[SOURCE MATERIAL Boundary: Start]

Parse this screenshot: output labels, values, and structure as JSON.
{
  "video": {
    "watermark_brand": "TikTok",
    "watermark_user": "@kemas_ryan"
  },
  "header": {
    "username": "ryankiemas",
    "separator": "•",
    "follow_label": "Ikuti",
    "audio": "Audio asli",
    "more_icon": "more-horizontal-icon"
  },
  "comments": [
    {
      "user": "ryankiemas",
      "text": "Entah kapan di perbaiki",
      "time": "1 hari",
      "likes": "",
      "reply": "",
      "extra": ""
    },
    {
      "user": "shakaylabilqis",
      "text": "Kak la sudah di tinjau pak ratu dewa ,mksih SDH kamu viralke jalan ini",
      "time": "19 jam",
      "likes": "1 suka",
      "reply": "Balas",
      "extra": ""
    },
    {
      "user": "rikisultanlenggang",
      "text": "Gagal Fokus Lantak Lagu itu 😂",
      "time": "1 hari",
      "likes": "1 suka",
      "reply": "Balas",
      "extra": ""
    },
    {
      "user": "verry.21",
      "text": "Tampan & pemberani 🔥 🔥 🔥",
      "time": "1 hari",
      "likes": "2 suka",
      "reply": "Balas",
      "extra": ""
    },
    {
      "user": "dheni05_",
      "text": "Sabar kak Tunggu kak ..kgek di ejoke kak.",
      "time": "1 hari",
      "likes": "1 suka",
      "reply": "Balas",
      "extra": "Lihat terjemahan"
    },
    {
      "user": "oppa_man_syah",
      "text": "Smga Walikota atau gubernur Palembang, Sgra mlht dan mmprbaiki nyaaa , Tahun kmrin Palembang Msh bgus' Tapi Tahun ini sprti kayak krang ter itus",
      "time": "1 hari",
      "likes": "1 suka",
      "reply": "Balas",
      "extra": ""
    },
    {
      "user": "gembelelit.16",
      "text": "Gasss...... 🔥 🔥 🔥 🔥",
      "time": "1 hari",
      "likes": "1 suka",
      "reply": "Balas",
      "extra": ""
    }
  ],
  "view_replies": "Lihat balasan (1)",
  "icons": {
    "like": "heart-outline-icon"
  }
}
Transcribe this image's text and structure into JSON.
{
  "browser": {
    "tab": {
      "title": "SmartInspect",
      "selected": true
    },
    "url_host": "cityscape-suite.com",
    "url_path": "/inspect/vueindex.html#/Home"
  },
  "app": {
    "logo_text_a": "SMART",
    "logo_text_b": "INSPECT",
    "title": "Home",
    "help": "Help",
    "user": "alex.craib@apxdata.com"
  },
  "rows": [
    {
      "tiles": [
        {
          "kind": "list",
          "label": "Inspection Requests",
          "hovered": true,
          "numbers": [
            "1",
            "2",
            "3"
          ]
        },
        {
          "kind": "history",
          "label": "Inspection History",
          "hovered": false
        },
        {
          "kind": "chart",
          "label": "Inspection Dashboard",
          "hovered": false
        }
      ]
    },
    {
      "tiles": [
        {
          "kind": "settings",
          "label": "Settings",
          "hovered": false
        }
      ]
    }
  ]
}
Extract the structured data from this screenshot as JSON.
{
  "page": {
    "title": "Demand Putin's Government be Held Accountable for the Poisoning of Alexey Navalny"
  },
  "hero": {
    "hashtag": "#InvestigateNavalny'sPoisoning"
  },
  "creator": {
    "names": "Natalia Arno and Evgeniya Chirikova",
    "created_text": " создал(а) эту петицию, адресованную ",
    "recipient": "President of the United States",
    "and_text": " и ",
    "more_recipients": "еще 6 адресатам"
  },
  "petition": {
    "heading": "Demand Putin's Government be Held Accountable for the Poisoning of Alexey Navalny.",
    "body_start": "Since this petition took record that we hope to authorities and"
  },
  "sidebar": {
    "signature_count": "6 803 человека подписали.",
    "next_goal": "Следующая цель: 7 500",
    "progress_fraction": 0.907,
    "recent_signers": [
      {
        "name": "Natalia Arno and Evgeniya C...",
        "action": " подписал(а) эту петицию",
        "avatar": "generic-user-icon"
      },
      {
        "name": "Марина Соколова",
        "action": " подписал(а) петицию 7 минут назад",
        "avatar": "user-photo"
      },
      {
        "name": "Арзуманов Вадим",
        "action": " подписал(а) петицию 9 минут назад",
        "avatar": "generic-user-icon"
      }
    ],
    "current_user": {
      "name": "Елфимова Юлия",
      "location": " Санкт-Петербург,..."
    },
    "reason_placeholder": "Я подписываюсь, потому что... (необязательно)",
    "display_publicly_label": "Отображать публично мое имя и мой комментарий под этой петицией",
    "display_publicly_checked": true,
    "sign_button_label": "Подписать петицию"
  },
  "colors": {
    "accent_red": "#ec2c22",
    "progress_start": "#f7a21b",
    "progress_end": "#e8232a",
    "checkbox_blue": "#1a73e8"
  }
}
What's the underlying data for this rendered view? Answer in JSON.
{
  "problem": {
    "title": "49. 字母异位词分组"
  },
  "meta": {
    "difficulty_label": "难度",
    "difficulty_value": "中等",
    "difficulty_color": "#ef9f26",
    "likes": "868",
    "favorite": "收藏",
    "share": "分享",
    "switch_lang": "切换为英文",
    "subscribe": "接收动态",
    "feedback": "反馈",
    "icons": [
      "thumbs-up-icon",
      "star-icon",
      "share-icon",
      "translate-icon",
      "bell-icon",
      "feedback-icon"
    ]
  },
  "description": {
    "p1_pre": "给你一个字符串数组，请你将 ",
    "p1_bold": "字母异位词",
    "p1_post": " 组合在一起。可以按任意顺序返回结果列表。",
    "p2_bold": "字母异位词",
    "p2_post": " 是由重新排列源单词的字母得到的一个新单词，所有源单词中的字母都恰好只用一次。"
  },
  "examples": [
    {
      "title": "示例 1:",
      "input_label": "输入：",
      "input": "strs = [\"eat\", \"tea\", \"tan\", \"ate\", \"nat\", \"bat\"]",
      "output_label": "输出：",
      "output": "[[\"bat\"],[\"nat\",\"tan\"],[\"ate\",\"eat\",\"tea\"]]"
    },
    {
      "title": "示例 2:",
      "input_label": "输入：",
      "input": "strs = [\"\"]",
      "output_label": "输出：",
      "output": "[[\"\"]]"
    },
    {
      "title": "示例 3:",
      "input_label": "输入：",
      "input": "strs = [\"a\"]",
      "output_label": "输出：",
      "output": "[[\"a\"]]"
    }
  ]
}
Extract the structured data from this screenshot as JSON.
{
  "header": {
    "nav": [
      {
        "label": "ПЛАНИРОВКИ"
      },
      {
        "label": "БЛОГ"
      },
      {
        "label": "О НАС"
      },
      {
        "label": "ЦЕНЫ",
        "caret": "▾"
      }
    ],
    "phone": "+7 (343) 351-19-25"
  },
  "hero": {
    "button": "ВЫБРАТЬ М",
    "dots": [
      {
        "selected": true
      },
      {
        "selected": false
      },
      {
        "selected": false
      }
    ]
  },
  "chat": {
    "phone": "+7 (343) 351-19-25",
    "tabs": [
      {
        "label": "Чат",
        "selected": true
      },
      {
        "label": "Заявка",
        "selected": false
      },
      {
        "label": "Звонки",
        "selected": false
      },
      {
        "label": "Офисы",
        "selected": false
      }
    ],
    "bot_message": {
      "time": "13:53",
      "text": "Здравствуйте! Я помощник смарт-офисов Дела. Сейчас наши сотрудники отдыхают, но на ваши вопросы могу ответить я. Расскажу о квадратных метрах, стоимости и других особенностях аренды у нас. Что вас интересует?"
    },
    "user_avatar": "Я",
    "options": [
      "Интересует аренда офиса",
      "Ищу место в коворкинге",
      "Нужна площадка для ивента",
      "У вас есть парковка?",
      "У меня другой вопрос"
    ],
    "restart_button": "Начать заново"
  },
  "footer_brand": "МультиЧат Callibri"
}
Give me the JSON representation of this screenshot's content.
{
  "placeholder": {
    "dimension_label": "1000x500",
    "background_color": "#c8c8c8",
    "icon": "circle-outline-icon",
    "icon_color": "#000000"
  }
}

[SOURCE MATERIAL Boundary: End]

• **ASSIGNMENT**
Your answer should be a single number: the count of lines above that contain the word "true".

• **ANSWER TO THIS EXERCISE**
5